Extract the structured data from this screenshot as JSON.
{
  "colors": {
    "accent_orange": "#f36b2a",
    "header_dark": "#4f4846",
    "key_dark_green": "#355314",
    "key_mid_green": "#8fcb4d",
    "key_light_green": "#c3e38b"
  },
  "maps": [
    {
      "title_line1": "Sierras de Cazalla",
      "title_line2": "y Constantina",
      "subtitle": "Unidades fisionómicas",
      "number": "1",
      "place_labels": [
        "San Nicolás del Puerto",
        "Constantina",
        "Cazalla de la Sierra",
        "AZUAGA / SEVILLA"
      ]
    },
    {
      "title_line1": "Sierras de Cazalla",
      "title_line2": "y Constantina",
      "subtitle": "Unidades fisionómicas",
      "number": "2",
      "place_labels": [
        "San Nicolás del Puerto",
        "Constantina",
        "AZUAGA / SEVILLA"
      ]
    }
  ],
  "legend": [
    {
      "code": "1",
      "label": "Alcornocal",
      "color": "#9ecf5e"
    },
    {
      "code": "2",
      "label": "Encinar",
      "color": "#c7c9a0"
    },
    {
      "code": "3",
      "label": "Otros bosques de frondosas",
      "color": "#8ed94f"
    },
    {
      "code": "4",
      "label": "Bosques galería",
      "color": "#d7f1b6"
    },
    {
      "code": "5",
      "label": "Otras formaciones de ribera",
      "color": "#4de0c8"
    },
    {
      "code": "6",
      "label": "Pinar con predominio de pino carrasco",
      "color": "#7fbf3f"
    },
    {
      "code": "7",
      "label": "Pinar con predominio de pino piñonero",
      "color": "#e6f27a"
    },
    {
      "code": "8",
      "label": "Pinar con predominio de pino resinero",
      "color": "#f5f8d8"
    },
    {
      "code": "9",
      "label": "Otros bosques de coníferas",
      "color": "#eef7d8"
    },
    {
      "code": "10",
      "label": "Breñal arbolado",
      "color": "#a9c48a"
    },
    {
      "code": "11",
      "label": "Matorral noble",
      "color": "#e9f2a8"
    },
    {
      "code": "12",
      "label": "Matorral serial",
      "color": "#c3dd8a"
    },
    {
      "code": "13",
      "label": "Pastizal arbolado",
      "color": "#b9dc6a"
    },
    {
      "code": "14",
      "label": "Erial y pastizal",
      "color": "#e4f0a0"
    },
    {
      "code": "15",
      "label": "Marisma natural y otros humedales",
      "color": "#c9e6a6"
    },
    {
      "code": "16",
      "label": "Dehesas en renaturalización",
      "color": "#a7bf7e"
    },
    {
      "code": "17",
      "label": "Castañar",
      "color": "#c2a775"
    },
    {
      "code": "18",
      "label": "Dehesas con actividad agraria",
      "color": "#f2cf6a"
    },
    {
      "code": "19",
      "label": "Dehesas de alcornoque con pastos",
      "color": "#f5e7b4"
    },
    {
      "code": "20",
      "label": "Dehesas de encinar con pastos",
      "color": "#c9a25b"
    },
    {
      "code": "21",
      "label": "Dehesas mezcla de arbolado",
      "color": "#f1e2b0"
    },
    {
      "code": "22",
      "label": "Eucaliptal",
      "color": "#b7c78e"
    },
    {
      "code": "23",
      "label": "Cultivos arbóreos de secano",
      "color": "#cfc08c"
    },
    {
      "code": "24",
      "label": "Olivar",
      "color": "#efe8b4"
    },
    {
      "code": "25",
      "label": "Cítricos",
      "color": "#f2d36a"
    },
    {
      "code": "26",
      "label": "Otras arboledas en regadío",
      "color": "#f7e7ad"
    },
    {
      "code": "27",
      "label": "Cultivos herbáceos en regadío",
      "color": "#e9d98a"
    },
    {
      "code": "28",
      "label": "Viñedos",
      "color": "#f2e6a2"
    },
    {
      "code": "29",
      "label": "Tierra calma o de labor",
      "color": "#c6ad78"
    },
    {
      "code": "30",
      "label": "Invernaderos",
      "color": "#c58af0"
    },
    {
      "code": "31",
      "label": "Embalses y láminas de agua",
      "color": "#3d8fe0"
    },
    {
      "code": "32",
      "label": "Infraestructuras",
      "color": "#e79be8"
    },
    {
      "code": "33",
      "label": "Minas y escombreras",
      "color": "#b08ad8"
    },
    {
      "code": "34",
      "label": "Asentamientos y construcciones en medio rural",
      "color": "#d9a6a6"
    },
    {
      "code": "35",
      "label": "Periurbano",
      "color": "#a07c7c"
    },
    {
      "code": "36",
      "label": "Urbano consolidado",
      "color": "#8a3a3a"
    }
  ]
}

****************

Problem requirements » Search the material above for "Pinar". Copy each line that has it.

Response to this task »
      "label": "Pinar con predominio de pino carrasco",
      "label": "Pinar con predominio de pino piñonero",
      "label": "Pinar con predominio de pino resinero",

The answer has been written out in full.